      I’m also a Cooper Kids fan. Come to think of it, all those should be in the SF Library.

      Alas, yes, House. A tragedy. Bad location, crumbling structure, mildew in the windows, choose all your residential-related metaphors. I still need to modify and post my sadly negative review. I’m not sure how that went so wrong. Perhaps they aren’t either.

  6. BTW, are we sure there *aren’t* specific demons for specific maladies? Who knows? That’s why it’s “speculative,” amiright?

    • Indeed; the problems arise when people don’t know it’s not speculative imagination and/or extrapolated contemporary fantasy, and instead take it as nearly-Gospel truth. Peretti himself readily admitted that in a 1999 interview with World magazine’s Gene Edward Veith. In fact, according to Veith, that lack of reader comprehension of what was Biblical and what was imagination is what partly led to Peretti choosing to explore other genres instead of angels-vs. demons novels.

      Prophet, his next novel (1991), remains another great novel of his. When I was younger, I thought it quite dull without the overt angels-vs.-demons battles, and kept waiting for Captain Tal and the gang to make a surprise appearance. No such blessing. Now I see that the novel builds on Peretti’s skill with showing real people in real life — though still with that spiritual-warfare, speculative tinge.

  7. I started reading the newly released “Prophet” when I was about thirteen and had a similar experience. I never finished it…  I’ll need to do so.  Peretti definitely uses a lot of the aforementioned tropes (just look at The Oath, which I consider his best work–most of them are present there), but when you create the trend, you can’t be faulted for having used it.

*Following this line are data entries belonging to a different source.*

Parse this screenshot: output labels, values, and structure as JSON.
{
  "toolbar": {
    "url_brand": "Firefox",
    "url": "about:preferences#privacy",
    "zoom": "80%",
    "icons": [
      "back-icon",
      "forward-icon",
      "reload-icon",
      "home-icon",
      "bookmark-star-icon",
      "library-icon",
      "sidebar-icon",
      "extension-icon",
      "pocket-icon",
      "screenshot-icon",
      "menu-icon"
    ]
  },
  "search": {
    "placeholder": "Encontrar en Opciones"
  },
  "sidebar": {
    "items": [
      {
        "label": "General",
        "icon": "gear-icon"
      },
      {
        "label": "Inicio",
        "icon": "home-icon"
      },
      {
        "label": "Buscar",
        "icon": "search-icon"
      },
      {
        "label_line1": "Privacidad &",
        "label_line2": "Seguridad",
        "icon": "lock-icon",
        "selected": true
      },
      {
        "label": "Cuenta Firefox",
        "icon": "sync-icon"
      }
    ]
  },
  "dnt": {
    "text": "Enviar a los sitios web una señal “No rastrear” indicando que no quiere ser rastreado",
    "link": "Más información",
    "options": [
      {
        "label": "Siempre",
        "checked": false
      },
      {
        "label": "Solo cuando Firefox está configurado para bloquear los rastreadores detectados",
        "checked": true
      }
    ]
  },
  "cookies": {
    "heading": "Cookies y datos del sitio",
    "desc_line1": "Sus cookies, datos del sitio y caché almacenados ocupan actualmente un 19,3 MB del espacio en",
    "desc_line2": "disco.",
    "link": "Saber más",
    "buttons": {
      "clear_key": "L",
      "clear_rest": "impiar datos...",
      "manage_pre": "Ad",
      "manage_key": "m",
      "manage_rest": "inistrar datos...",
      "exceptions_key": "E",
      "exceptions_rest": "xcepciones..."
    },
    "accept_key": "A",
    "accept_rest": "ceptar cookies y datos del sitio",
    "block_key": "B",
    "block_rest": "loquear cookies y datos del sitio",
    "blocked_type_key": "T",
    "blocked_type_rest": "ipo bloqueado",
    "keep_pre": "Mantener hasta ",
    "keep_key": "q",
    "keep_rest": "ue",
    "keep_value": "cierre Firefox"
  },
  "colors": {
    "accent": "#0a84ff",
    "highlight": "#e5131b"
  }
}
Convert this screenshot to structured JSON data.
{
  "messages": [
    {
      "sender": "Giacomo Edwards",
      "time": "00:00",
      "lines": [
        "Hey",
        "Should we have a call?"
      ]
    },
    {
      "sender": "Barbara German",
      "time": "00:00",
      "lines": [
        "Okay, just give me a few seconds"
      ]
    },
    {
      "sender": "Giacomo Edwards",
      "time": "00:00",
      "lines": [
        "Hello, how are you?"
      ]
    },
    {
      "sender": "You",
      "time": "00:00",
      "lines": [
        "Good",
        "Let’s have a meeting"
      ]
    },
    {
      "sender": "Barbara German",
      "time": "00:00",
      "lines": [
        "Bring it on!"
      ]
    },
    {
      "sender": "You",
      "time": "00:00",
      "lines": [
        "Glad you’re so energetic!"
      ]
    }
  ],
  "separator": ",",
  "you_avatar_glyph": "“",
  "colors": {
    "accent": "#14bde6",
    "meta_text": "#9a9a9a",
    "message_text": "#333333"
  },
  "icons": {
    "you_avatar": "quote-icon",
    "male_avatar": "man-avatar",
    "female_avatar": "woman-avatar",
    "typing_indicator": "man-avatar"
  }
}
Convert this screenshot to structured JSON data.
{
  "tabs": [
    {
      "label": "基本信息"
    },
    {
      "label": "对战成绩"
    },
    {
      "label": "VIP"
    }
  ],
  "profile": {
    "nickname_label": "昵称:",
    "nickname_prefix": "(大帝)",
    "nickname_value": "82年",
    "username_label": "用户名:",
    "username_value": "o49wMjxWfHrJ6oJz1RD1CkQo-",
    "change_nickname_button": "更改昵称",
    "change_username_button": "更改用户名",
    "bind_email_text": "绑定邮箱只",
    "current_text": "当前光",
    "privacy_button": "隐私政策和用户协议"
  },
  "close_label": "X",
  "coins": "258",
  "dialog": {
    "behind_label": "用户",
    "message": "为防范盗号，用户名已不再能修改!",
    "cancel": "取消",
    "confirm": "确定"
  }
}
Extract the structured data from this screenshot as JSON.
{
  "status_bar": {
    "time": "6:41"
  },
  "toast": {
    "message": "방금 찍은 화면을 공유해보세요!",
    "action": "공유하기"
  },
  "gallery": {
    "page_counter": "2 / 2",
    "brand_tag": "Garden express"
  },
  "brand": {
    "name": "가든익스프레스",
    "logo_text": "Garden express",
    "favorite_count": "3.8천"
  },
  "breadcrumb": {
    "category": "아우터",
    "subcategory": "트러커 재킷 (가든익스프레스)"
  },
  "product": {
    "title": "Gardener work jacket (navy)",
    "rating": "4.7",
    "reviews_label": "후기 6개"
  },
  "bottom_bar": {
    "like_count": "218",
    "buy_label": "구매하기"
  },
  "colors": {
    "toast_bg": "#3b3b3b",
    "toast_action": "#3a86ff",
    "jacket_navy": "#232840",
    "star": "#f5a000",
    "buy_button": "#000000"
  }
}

    I remember getting his autograph at Cornerstone University when I was a freshman in ’96. The lady in front of me asked, “You mention ‘prayer power’ in your novels. Did you get that from anywhere in the Bible?” to which he responded, in an exasperated tone, “No! That’s a fictional device!”  I can’t imagine a simple disclaimer at the beginning (even added after the fact to future printings) wouldn’t eliminate most of the confusion.  Aside: Did you realize that both of those novels were originally published by Crossway? Can you imagine them touching those things now?? XD


    • Kirsty says:

      I agree – it would really help if there was a disclaimer.

      I have read and enjoyed This Present Darkness many times, but was always slightly uneasy about the rather odd theology. Because it’s set in such a real-world setting, and angels, demons and prayer are all real things, I had originally assumed more of it was supposed to be a description of what he believed spiritual reality was – and I didn’t agree.
      I’ve avoided having it in my church library, although it’s a good book, because it could be confusing to people who didn’t know much theology or were new in the faith. Or people who take things very literally.

  8. Kessie says:

    Frank Peretti started up the “angels and demons” spiritual warfare genre. I’ve seen it lots of places since then. I may not be lampooning him exactly, but all of his spinoffs. Like that Archangels comic, or the graphic novels Kevin Max has been working on. Hee hee.
    I love Frank, too. I grew up being terrified by his Cooper Kids series, and his God’s Way or My Way sermon through Focus on the Family explained the Force in Star Wars to my inquiring 10-year-old mind. (Alas! The new version they have up has cut out his Yoda impression, which was fall-on-the-floor hilarious.)

  9. Kirsty says:

    If the Proverbs 31 woman never thought about sex, where do her children come from? 😉

  10. Rob says:

    Thank God for “the pure girls”–I married one. And if I hadn’t, I may have become a villain and used my powers for evil rather than on behalf of God. 

What do you think?